§ Work task: Restate each line below word for word, skipping every picture.

(Excerpts from an interface dataset)
--------------------------------------------------

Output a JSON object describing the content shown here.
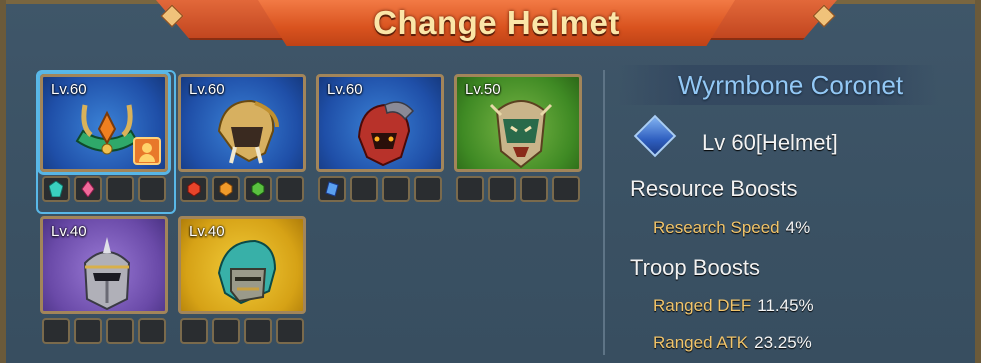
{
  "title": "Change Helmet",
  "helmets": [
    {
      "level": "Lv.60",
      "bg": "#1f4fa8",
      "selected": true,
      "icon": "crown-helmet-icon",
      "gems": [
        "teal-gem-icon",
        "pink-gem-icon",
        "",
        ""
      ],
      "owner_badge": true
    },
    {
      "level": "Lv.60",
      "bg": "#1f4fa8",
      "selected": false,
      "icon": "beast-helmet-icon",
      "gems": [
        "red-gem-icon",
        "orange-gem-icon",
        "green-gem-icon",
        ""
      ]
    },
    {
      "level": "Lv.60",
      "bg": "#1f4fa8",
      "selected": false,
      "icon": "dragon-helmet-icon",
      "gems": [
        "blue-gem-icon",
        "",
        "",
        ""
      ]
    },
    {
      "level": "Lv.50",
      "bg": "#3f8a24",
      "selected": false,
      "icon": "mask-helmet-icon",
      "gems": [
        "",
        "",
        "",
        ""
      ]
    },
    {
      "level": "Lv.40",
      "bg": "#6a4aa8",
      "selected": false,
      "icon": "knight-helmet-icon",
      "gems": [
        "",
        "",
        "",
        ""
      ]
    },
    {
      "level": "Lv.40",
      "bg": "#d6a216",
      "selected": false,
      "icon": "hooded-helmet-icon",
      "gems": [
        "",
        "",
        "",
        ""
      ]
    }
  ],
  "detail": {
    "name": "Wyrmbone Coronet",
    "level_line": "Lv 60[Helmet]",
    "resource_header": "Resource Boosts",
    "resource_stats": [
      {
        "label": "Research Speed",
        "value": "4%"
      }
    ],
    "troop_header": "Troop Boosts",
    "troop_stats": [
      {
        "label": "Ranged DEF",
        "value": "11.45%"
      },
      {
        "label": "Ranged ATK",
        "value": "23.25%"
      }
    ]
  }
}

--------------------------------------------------

§ Task response:
Output a JSON object describing the content shown here.
{
  "title": "Change Helmet",
  "helmets": [
    {
      "level": "Lv.60",
      "bg": "#1f4fa8",
      "selected": true,
      "icon": "crown-helmet-icon",
      "gems": [
        "teal-gem-icon",
        "pink-gem-icon",
        "",
        ""
      ],
      "owner_badge": true
    },
    {
      "level": "Lv.60",
      "bg": "#1f4fa8",
      "selected": false,
      "icon": "beast-helmet-icon",
      "gems": [
        "red-gem-icon",
        "orange-gem-icon",
        "green-gem-icon",
        ""
      ]
    },
    {
      "level": "Lv.60",
      "bg": "#1f4fa8",
      "selected": false,
      "icon": "dragon-helmet-icon",
      "gems": [
        "blue-gem-icon",
        "",
        "",
        ""
      ]
    },
    {
      "level": "Lv.50",
      "bg": "#3f8a24",
      "selected": false,
      "icon": "mask-helmet-icon",
      "gems": [
        "",
        "",
        "",
        ""
      ]
    },
    {
      "level": "Lv.40",
      "bg": "#6a4aa8",
      "selected": false,
      "icon": "knight-helmet-icon",
      "gems": [
        "",
        "",
        "",
        ""
      ]
    },
    {
      "level": "Lv.40",
      "bg": "#d6a216",
      "selected": false,
      "icon": "hooded-helmet-icon",
      "gems": [
        "",
        "",
        "",
        ""
      ]
    }
  ],
  "detail": {
    "name": "Wyrmbone Coronet",
    "level_line": "Lv 60[Helmet]",
    "resource_header": "Resource Boosts",
    "resource_stats": [
      {
        "label": "Research Speed",
        "value": "4%"
      }
    ],
    "troop_header": "Troop Boosts",
    "troop_stats": [
      {
        "label": "Ranged DEF",
        "value": "11.45%"
      },
      {
        "label": "Ranged ATK",
        "value": "23.25%"
      }
    ]
  }
}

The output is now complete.